Of note is Microsoft’s fix for CVE-2017-11826, a memory corruption vulnerability in Microsoft Office that was publicly disclosed and reported to be actively exploited in the wild.Read More
Equifax confirmed the attack vector used in its data breach to be CVE-2017-5638, a vulnerability patched last March 2017 via S2-045. The vulnerability was exploited to gain unauthorized access to highly sensitive data of approximately 143 million U.S. and 400,000 U.K. customers, as well as 100,000 Canadian consumers. This vulnerability was first disclosed in March, almost immediately followed by publicly available POCs, weaponized exploits, and scanners produced by third parties.
Trend Micro observed thousands of filter events via our intrusion prevention solutions against the filters for this vulnerability since March, and these exploits or enumeration attempts are still being seen. It’s worth noting that Trend Micro customers can leverage these filters to provide a highly effective virtual patch to address critical Apache Struts vulnerabilities until actual software updates are deployed to secure the system.Read More
In the beginning of September, a sizeable spam campaign was detected distributing a new Locky variant. Locky is a notorious ransomware that was first detected in the early months of 2016 and has continued to evolve and spread through different methods, particularly spam mail. A thorough look at samples from recent campaigns shows that cybercriminals are using sophisticated distribution methods, affecting users in more than 70 countries.
In the specific campaigns discussed below, both Locky and the ransomware FakeGlobe were being distributed—but the two were rotated. The cybercriminals behind the campaign designed it so that clicking on a link from the spam email might deliver Locky one hour, and then FakeGlobe the next. This makes re-infection a distinct possibility, as victims infected with one ransomware are still vulnerable to the next one in the rotation.Read More
While iOS devices generally see relatively fewer threats because of the platform’s walled garden approach in terms of how apps are installed, it’s not entirely unbreachable. We saw a number of threats that successfully scaled the walls in 2016, from those that abused enterprise certificates to ones that exploited vulnerabilities to curtail Apple’s stringent control over its platforms.
This is further exemplified by iXintpwn/YJSNPI (detected by Trend Micro as TROJ_YJSNPI.A), a malicious profile that can render the iOS device unresponsive. It was part of the remnants of the work of a Japanese script kiddie who was arrested in early June this year.
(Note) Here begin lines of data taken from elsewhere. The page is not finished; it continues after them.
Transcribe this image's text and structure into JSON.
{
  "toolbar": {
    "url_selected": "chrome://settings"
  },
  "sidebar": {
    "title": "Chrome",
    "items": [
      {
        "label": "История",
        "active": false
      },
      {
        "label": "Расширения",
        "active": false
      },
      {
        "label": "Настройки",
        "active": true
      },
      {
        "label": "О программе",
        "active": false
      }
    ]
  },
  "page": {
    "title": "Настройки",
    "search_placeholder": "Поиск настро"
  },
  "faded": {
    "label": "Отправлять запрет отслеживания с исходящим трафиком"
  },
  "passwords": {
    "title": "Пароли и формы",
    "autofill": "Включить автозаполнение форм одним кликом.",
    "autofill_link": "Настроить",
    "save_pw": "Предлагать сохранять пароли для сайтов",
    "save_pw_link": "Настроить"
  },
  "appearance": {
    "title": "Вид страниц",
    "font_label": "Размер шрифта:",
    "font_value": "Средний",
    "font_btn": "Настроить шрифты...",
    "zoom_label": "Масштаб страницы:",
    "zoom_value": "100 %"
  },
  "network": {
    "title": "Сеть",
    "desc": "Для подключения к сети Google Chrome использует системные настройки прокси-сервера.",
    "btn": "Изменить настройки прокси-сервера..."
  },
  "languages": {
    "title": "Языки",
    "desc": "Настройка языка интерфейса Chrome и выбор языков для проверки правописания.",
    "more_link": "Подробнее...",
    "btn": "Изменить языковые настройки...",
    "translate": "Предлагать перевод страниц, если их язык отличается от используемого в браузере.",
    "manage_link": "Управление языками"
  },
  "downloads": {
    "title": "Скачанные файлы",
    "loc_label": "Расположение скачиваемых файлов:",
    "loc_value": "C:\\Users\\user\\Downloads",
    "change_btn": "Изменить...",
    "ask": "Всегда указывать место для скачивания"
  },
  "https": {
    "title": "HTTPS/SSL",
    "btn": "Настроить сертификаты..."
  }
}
While iXintpwn/YJSNPI seems currently concentrated in Japan, it won’t surprise anyone if it spreads beyond the country given how it proliferated in social media.Read More